WHAT TO WORK ON: Copy the listing exactly; drop the pictures.

RECORD SET:
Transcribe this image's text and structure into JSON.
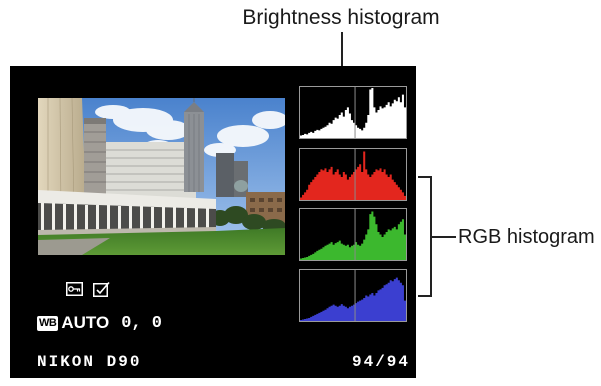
{
  "annotations": {
    "brightness_label": "Brightness histogram",
    "rgb_label": "RGB histogram"
  },
  "screen": {
    "status_icons": [
      "protect-icon",
      "retouch-icon"
    ],
    "white_balance": {
      "badge": "WB",
      "mode": "AUTO",
      "fine_tune": "0, 0"
    },
    "camera_model": "NIKON D90",
    "frame_counter": "94/94"
  },
  "histogram_colors": {
    "brightness": "#ffffff",
    "red": "#e3261e",
    "green": "#3cb82e",
    "blue": "#3b3fd0"
  },
  "colors": {
    "screen_background": "#000000",
    "histogram_border": "#9a9a9a"
  }
}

ANSWER SPACE:
Transcribe this image's text and structure into JSON.
{
  "annotations": {
    "brightness_label": "Brightness histogram",
    "rgb_label": "RGB histogram"
  },
  "screen": {
    "status_icons": [
      "protect-icon",
      "retouch-icon"
    ],
    "white_balance": {
      "badge": "WB",
      "mode": "AUTO",
      "fine_tune": "0, 0"
    },
    "camera_model": "NIKON D90",
    "frame_counter": "94/94"
  },
  "histogram_colors": {
    "brightness": "#ffffff",
    "red": "#e3261e",
    "green": "#3cb82e",
    "blue": "#3b3fd0"
  },
  "colors": {
    "screen_background": "#000000",
    "histogram_border": "#9a9a9a"
  }
}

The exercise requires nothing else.